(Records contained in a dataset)
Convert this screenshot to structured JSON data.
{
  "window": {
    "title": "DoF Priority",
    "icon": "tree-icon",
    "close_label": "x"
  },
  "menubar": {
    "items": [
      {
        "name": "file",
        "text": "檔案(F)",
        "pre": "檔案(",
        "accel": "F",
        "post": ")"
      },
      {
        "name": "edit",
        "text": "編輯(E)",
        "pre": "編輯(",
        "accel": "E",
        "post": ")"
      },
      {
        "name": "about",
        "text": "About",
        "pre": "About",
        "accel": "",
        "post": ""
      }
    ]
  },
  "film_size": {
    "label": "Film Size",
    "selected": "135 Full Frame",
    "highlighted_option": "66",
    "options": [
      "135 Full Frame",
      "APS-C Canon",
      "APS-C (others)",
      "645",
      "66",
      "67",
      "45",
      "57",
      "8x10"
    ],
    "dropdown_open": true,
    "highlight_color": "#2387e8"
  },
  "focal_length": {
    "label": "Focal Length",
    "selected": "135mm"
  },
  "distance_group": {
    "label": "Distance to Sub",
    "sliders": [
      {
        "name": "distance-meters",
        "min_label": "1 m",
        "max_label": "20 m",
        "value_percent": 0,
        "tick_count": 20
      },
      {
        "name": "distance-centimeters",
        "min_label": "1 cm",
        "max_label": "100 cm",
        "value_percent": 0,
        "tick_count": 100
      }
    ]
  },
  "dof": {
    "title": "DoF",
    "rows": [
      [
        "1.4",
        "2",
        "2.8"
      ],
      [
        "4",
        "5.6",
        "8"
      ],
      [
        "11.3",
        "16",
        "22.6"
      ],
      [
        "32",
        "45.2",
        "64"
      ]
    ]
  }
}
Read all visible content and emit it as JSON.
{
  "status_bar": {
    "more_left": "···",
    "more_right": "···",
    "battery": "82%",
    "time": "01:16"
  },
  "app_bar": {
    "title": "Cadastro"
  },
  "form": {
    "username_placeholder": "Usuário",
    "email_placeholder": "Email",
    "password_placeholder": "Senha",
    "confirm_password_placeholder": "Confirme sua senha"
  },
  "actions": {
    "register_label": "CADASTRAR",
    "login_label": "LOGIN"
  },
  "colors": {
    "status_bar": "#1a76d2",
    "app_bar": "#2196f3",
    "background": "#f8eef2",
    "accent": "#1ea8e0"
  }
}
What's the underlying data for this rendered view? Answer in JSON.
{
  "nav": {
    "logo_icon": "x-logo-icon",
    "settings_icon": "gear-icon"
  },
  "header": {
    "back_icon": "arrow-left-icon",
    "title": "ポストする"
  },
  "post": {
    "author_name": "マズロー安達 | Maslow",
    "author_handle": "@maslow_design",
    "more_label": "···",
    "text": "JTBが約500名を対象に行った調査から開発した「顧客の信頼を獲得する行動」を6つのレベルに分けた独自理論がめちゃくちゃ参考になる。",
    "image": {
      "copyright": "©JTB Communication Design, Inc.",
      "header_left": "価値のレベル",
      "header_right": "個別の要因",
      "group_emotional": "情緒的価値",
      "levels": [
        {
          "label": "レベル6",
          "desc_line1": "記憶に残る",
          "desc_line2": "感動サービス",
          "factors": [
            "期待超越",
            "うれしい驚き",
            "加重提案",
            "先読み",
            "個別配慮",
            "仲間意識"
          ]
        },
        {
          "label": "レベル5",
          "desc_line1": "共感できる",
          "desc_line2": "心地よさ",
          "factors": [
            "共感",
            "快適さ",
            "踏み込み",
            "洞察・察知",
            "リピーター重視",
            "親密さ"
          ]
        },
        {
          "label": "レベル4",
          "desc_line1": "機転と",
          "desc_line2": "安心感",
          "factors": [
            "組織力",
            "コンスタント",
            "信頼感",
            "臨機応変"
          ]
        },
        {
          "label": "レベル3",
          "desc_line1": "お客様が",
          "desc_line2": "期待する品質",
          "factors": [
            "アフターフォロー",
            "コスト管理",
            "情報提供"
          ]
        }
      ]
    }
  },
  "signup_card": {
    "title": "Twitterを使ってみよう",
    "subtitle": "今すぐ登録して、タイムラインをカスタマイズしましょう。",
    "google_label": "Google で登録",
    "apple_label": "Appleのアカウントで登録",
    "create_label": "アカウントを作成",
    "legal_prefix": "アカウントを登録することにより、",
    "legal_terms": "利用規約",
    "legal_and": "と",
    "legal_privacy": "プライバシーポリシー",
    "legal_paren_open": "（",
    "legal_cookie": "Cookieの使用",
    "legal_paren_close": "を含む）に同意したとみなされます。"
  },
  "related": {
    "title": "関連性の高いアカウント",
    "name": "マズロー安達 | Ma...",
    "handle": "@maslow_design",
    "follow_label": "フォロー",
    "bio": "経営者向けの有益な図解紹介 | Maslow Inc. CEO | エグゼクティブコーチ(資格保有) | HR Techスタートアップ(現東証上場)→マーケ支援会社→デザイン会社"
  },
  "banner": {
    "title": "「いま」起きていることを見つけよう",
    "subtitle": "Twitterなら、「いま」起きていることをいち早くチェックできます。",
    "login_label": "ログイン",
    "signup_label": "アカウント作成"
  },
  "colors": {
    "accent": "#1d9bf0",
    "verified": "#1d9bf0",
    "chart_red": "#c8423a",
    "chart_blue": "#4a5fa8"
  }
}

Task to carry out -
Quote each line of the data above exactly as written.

Finished exercise -
Convert this screenshot to structured JSON data.
{
  "window": {
    "title": "DoF Priority",
    "icon": "tree-icon",
    "close_label": "x"
  },
  "menubar": {
    "items": [
      {
        "name": "file",
        "text": "檔案(F)",
        "pre": "檔案(",
        "accel": "F",
        "post": ")"
      },
      {
        "name": "edit",
        "text": "編輯(E)",
        "pre": "編輯(",
        "accel": "E",
        "post": ")"
      },
      {
        "name": "about",
        "text": "About",
        "pre": "About",
        "accel": "",
        "post": ""
      }
    ]
  },
  "film_size": {
    "label": "Film Size",
    "selected": "135 Full Frame",
    "highlighted_option": "66",
    "options": [
      "135 Full Frame",
      "APS-C Canon",
      "APS-C (others)",
      "645",
      "66",
      "67",
      "45",
      "57",
      "8x10"
    ],
    "dropdown_open": true,
    "highlight_color": "#2387e8"
  },
  "focal_length": {
    "label": "Focal Length",
    "selected": "135mm"
  },
  "distance_group": {
    "label": "Distance to Sub",
    "sliders": [
      {
        "name": "distance-meters",
        "min_label": "1 m",
        "max_label": "20 m",
        "value_percent": 0,
        "tick_count": 20
      },
      {
        "name": "distance-centimeters",
        "min_label": "1 cm",
        "max_label": "100 cm",
        "value_percent": 0,
        "tick_count": 100
      }
    ]
  },
  "dof": {
    "title": "DoF",
    "rows": [
      [
        "1.4",
        "2",
        "2.8"
      ],
      [
        "4",
        "5.6",
        "8"
      ],
      [
        "11.3",
        "16",
        "22.6"
      ],
      [
        "32",
        "45.2",
        "64"
      ]
    ]
  }
}
Read all visible content and emit it as JSON.
{
  "status_bar": {
    "more_left": "···",
    "more_right": "···",
    "battery": "82%",
    "time": "01:16"
  },
  "app_bar": {
    "title": "Cadastro"
  },
  "form": {
    "username_placeholder": "Usuário",
    "email_placeholder": "Email",
    "password_placeholder": "Senha",
    "confirm_password_placeholder": "Confirme sua senha"
  },
  "actions": {
    "register_label": "CADASTRAR",
    "login_label": "LOGIN"
  },
  "colors": {
    "status_bar": "#1a76d2",
    "app_bar": "#2196f3",
    "background": "#f8eef2",
    "accent": "#1ea8e0"
  }
}
What's the underlying data for this rendered view? Answer in JSON.
{
  "nav": {
    "logo_icon": "x-logo-icon",
    "settings_icon": "gear-icon"
  },
  "header": {
    "back_icon": "arrow-left-icon",
    "title": "ポストする"
  },
  "post": {
    "author_name": "マズロー安達 | Maslow",
    "author_handle": "@maslow_design",
    "more_label": "···",
    "text": "JTBが約500名を対象に行った調査から開発した「顧客の信頼を獲得する行動」を6つのレベルに分けた独自理論がめちゃくちゃ参考になる。",
    "image": {
      "copyright": "©JTB Communication Design, Inc.",
      "header_left": "価値のレベル",
      "header_right": "個別の要因",
      "group_emotional": "情緒的価値",
      "levels": [
        {
          "label": "レベル6",
          "desc_line1": "記憶に残る",
          "desc_line2": "感動サービス",
          "factors": [
            "期待超越",
            "うれしい驚き",
            "加重提案",
            "先読み",
            "個別配慮",
            "仲間意識"
          ]
        },
        {
          "label": "レベル5",
          "desc_line1": "共感できる",
          "desc_line2": "心地よさ",
          "factors": [
            "共感",
            "快適さ",
            "踏み込み",
            "洞察・察知",
            "リピーター重視",
            "親密さ"
          ]
        },
        {
          "label": "レベル4",
          "desc_line1": "機転と",
          "desc_line2": "安心感",
          "factors": [
            "組織力",
            "コンスタント",
            "信頼感",
            "臨機応変"
          ]
        },
        {
          "label": "レベル3",
          "desc_line1": "お客様が",
          "desc_line2": "期待する品質",
          "factors": [
            "アフターフォロー",
            "コスト管理",
            "情報提供"
          ]
        }
      ]
    }
  },
  "signup_card": {
    "title": "Twitterを使ってみよう",
    "subtitle": "今すぐ登録して、タイムラインをカスタマイズしましょう。",
    "google_label": "Google で登録",
    "apple_label": "Appleのアカウントで登録",
    "create_label": "アカウントを作成",
    "legal_prefix": "アカウントを登録することにより、",
    "legal_terms": "利用規約",
    "legal_and": "と",
    "legal_privacy": "プライバシーポリシー",
    "legal_paren_open": "（",
    "legal_cookie": "Cookieの使用",
    "legal_paren_close": "を含む）に同意したとみなされます。"
  },
  "related": {
    "title": "関連性の高いアカウント",
    "name": "マズロー安達 | Ma...",
    "handle": "@maslow_design",
    "follow_label": "フォロー",
    "bio": "経営者向けの有益な図解紹介 | Maslow Inc. CEO | エグゼクティブコーチ(資格保有) | HR Techスタートアップ(現東証上場)→マーケ支援会社→デザイン会社"
  },
  "banner": {
    "title": "「いま」起きていることを見つけよう",
    "subtitle": "Twitterなら、「いま」起きていることをいち早くチェックできます。",
    "login_label": "ログイン",
    "signup_label": "アカウント作成"
  },
  "colors": {
    "accent": "#1d9bf0",
    "verified": "#1d9bf0",
    "chart_red": "#c8423a",
    "chart_blue": "#4a5fa8"
  }
}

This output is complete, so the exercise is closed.